But they’re hoping this will help change that and get film schools and those who dictate what makes up our film canon to shift their viewpoints.”This is an opportunity not to point the finger of blame, but to say we need to now, in a really enthusiastic way, change the way we teach cinema,” notes Cousins.
Though the programming itself is monumental, the overall effect, as audiences take it in over several weeks, is a subtle one. “Our programming and Mark’s documentary doesn’t say, ‘This is the new film canon,’ but it just makes you question the existing film canons and who have been the traditional tellers and keepers of film history and how that has all fit into the gender inequality behind the scenes in Hollywood,” remarks Malone. “I love the fact that it just covertly makes you think about these ideas. Nothing’s overt, but you have to walk away from seeing this programming and think, ‘So, why don’t we know about these names?'”
For Malone and Cousins, it’s about shifting the conversation, moving it away from a focus on discussions about the challenges of being a woman working in Hollywood. Inequities have been exposed, now it’s time to center the conversation on the work. “[It’s about] celebrating the work that we already have made by women, right from the very beginning of cinema all over the world,” concludes Malone. “To start to think about how to put them back into their rightful place in film history and to give a serious analysis to their work as we normally do to the work of men.”
The documentary and films are airing now through December on TCM. Check out the full schedule here.
Essential Movies Made by Women (Women in Film & Cinema, Women Filmmakers, Feminism and Film)
Movies with a female perspective: You may have heard the term “male gaze,” coined in the 1970s to talk about what happens to viewers when the majority of art and entertainment has been made by the one gender perspective. So, what about the opposite? Women have been making movies since the very beginning of cinema. What does the world look like through the “female gaze”?

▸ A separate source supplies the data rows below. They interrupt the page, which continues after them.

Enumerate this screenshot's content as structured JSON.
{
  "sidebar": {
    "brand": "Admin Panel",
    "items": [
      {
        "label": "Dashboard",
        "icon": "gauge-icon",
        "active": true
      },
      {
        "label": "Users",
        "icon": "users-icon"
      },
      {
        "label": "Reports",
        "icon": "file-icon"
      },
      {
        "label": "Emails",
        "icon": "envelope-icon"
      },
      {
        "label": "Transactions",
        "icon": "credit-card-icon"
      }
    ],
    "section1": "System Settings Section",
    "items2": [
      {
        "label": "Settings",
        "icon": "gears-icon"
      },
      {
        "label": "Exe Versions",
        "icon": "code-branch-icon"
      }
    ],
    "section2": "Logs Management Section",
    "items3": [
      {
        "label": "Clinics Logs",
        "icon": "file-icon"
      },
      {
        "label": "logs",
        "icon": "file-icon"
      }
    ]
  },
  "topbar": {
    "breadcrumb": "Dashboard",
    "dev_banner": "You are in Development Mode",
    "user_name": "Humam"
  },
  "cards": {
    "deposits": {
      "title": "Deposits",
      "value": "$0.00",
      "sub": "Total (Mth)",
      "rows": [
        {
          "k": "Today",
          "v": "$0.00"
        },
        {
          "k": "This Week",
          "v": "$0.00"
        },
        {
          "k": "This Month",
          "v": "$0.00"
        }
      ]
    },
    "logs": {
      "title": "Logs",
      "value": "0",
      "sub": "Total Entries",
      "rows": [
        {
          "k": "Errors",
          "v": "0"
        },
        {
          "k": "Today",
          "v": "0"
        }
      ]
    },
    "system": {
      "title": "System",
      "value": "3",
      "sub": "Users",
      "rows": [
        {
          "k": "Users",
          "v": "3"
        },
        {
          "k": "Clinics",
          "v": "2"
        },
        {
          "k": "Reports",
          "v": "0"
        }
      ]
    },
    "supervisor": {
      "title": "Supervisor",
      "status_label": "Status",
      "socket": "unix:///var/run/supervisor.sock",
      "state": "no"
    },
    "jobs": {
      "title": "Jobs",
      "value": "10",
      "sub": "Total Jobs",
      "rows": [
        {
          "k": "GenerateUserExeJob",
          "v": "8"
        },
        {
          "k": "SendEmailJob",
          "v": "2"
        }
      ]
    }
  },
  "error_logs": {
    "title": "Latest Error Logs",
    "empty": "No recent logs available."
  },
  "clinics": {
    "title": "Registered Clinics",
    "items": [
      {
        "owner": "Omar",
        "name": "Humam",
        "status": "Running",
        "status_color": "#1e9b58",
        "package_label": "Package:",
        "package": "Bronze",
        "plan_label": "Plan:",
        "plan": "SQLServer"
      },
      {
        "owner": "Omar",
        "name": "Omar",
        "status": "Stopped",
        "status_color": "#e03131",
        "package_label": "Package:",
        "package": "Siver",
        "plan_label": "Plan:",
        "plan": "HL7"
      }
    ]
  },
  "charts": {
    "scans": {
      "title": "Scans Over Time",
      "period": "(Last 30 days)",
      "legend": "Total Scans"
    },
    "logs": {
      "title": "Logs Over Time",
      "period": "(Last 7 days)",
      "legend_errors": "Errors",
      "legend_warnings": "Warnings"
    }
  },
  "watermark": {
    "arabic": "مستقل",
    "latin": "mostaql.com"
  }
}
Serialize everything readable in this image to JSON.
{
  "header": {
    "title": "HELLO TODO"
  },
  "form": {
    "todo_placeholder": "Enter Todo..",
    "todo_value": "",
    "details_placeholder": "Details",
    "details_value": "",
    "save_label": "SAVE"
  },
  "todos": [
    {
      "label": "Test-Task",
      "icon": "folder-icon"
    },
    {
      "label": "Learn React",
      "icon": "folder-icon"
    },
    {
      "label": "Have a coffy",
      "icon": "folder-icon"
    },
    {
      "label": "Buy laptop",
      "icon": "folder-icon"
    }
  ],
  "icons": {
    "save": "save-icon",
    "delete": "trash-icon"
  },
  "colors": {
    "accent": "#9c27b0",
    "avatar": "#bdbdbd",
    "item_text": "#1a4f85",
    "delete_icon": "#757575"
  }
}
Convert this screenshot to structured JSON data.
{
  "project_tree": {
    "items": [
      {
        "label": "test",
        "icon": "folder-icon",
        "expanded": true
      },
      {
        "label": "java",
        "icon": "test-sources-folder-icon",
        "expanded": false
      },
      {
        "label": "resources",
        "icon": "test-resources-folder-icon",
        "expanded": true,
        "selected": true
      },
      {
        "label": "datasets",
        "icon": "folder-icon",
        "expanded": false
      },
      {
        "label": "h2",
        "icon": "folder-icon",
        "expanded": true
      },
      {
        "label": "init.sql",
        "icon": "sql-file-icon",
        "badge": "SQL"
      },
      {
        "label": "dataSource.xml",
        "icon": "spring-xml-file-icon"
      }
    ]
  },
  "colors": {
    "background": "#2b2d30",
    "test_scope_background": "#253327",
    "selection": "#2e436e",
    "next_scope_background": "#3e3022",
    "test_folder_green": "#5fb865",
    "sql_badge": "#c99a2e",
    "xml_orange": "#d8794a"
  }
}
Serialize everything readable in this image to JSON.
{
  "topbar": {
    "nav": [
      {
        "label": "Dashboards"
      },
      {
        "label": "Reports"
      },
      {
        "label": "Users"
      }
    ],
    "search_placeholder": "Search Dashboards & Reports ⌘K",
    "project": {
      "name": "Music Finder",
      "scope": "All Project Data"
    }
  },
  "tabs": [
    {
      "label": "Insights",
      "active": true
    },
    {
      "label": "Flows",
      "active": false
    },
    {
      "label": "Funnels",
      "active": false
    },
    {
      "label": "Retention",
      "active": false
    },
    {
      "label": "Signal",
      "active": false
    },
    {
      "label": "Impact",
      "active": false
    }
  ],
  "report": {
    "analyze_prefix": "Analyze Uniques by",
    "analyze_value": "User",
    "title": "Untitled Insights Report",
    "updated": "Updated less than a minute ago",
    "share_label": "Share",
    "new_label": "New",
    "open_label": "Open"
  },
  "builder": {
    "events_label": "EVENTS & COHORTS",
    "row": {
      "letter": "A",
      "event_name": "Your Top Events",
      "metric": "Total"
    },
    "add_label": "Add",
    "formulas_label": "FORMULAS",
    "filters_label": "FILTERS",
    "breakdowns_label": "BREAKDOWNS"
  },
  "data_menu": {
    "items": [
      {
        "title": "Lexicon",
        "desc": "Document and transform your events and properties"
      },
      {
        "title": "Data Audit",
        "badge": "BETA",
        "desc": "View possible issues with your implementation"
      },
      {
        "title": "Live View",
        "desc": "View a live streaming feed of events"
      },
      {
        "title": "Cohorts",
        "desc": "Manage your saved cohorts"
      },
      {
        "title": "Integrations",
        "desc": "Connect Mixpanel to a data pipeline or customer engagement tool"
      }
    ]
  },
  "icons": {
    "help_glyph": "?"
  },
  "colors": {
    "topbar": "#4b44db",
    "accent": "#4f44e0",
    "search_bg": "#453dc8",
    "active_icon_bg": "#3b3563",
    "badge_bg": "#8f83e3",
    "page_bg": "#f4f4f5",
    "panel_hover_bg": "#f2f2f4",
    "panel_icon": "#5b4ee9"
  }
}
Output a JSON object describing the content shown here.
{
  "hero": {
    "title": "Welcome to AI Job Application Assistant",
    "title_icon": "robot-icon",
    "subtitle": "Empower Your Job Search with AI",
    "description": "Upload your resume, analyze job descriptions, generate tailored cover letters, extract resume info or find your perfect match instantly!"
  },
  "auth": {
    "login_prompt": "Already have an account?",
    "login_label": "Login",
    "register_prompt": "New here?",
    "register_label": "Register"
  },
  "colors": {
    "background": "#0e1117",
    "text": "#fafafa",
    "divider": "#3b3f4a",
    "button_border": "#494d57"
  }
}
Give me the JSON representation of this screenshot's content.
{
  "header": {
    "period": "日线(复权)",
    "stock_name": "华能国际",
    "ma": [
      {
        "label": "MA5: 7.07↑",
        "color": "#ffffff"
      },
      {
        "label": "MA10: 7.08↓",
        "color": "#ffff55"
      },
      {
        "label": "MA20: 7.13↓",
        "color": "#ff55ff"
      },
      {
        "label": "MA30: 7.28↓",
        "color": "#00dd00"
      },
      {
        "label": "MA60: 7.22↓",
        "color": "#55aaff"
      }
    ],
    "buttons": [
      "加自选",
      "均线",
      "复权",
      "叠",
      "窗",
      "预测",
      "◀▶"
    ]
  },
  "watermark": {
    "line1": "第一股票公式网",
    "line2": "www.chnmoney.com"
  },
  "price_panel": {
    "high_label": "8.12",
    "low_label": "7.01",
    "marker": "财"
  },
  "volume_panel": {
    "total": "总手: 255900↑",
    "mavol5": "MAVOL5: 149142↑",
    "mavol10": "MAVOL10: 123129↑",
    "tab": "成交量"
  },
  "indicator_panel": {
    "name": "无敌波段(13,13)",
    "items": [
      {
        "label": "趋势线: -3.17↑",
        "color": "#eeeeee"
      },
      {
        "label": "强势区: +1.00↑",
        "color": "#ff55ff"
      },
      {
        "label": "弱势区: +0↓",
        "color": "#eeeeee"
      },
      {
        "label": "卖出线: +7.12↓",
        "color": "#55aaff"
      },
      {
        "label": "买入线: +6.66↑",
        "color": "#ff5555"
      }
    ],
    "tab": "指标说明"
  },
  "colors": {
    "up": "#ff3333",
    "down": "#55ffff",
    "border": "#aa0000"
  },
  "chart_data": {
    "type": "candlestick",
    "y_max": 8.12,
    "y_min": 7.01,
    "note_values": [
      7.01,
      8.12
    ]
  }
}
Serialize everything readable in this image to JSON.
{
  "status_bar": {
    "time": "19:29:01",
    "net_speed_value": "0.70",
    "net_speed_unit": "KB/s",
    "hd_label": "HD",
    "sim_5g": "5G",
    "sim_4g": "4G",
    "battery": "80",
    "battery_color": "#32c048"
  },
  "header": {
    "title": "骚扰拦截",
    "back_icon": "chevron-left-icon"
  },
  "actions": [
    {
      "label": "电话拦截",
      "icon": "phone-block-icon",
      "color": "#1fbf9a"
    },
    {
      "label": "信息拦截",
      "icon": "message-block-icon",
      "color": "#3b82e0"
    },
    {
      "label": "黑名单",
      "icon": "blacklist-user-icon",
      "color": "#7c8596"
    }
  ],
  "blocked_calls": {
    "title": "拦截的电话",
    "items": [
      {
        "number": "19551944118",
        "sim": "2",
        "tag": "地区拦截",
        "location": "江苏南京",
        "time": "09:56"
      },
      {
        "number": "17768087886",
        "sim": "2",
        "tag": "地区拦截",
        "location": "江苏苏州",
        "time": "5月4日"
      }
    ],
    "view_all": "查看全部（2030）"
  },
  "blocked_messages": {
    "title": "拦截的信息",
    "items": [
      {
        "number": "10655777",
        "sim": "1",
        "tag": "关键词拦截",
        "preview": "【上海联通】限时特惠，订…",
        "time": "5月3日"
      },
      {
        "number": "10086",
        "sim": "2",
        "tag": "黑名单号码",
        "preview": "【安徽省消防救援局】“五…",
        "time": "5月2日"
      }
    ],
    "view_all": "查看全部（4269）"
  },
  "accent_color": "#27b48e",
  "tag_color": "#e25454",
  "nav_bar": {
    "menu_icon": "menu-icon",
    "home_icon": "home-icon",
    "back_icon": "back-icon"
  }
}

Movies made by women: The Female Gaze comprises of a list detailing the essential movies from the past and present made by women. It delves into what the female perspective gives to each of the films.